§ WHAT YOU HAVE TO DO:
Within the data below, state how many lines contain the string "JSON". Provide the number only.

Interface dataset entries
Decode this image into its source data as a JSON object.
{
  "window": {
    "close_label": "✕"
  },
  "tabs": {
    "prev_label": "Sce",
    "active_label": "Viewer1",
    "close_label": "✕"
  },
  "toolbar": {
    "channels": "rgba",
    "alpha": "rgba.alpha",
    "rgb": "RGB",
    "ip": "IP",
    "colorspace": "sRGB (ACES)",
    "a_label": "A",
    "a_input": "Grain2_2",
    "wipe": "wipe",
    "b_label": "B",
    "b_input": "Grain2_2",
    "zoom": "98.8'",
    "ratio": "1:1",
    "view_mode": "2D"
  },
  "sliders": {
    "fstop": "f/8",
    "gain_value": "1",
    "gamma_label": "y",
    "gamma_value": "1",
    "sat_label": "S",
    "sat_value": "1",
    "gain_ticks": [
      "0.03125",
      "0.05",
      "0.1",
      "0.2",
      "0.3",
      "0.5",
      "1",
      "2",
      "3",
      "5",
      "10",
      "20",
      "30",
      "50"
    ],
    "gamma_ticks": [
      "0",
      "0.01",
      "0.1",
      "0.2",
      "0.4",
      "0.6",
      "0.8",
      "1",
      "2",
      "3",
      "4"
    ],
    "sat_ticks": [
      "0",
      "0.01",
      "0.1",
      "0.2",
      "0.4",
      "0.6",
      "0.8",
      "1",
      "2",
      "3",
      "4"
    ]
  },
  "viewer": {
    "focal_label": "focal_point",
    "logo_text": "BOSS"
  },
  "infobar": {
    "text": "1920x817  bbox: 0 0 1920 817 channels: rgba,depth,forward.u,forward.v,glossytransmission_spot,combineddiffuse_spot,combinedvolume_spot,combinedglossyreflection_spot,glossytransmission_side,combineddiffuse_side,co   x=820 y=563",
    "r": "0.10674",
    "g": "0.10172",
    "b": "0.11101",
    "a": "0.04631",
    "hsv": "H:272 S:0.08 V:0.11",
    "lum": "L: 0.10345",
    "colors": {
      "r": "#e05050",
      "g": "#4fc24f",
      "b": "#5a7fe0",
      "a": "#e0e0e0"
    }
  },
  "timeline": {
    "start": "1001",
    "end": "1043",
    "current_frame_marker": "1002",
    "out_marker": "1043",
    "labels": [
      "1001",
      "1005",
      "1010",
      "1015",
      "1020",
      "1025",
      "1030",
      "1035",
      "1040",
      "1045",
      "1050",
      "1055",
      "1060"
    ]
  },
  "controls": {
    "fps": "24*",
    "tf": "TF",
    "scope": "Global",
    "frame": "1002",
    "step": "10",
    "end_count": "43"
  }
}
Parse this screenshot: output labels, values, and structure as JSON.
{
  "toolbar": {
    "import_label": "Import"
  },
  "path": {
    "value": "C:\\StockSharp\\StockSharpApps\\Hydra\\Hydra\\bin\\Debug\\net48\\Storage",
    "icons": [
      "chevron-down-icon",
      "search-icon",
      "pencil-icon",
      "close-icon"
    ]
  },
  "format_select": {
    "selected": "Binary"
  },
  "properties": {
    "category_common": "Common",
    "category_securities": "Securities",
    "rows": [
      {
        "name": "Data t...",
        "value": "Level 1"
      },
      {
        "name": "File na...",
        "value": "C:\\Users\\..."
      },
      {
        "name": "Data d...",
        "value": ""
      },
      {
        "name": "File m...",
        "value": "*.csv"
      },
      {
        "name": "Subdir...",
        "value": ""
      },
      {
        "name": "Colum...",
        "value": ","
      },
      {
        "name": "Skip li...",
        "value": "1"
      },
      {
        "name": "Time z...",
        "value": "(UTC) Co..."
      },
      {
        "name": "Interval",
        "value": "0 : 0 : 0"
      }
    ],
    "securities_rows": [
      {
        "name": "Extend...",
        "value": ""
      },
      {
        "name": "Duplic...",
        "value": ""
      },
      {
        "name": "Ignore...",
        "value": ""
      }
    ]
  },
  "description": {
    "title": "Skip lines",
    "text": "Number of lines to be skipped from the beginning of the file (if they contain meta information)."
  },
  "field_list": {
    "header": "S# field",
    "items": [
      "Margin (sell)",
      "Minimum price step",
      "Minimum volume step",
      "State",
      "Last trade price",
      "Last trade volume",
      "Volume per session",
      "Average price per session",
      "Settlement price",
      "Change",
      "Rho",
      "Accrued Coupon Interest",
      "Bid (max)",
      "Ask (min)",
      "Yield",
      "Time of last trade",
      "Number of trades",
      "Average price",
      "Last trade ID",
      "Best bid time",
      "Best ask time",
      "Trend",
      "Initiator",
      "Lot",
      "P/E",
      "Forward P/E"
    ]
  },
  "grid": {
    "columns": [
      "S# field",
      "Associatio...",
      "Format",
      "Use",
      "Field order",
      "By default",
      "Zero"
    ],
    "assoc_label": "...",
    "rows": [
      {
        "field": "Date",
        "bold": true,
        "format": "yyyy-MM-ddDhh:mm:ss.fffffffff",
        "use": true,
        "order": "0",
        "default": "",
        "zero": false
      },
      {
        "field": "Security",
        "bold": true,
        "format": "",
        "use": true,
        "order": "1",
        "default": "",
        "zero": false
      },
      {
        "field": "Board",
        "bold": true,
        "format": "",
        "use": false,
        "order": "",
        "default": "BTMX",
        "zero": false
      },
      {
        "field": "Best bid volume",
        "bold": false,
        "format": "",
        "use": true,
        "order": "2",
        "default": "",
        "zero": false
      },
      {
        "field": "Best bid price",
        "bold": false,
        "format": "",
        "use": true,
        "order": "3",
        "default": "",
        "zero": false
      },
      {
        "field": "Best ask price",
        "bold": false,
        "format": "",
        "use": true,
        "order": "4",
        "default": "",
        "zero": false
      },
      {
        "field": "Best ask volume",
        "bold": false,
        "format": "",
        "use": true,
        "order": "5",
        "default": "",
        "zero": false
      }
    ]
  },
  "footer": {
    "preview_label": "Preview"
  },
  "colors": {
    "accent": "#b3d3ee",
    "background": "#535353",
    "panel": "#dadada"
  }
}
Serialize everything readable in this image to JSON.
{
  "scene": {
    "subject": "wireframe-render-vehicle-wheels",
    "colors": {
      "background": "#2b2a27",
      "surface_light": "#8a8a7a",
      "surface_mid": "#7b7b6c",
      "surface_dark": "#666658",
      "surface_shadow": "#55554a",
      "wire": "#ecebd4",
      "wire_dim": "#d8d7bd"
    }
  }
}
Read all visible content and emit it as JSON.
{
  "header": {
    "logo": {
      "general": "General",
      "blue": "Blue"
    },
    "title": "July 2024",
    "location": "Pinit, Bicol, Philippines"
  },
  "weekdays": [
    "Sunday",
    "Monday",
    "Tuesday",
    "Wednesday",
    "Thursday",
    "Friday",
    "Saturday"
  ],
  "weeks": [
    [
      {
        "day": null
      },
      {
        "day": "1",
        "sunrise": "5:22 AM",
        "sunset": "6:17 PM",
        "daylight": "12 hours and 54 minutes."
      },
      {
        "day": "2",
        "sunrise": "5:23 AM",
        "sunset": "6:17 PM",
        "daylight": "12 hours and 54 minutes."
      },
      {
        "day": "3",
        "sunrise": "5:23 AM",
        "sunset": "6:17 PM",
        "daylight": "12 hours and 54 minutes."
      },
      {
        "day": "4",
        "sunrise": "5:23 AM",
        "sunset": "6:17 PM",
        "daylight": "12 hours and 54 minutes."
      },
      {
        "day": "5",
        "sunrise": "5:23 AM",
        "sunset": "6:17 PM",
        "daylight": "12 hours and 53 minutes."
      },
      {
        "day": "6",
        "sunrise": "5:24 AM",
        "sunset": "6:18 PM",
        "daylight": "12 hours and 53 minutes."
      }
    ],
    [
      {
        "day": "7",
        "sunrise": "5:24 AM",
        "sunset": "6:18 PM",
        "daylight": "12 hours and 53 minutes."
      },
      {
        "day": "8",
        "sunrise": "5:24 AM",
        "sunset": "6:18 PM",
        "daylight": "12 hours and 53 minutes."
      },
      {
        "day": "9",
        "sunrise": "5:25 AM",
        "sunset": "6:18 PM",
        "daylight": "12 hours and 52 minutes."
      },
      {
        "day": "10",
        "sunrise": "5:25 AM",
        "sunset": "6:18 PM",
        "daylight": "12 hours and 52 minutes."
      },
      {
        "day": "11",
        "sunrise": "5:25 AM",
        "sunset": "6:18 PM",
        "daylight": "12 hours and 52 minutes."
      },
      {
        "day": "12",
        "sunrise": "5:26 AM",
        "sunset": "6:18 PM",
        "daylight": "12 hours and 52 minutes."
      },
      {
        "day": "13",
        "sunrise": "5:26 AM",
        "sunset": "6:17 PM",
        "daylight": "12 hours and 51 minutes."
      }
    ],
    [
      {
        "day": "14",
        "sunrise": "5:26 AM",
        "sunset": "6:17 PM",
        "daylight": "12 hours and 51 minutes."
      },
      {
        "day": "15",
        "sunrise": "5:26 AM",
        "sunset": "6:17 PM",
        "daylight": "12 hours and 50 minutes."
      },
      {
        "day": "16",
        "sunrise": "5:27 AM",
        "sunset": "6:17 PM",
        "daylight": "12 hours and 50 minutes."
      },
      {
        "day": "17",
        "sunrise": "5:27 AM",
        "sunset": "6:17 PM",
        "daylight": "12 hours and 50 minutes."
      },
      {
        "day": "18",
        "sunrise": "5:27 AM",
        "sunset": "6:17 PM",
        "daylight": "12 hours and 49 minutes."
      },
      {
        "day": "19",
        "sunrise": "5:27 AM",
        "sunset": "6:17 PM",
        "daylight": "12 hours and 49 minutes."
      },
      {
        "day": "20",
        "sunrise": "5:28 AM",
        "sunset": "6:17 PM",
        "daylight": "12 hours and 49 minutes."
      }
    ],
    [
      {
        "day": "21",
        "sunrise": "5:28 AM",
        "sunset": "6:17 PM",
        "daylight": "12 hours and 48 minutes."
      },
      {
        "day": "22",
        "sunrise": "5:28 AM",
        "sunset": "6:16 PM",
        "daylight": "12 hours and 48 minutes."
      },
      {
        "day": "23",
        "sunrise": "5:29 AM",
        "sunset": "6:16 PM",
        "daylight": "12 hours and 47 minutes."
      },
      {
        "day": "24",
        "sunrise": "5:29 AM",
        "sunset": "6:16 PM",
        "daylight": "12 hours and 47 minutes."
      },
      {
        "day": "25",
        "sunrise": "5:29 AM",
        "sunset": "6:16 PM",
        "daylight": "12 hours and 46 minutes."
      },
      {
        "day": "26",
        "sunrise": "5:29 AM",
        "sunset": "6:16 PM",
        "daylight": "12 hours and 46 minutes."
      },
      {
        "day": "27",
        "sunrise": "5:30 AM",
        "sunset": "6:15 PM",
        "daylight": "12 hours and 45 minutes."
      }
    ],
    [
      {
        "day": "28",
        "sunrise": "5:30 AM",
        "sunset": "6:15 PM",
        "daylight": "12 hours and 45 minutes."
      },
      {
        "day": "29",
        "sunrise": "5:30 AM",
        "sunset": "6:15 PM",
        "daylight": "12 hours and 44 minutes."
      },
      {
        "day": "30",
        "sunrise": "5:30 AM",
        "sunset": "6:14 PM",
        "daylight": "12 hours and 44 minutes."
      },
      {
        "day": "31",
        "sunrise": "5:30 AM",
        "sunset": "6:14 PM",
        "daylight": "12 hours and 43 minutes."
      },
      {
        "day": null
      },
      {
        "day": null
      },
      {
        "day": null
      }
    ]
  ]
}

§ TASK RESPONSE:
4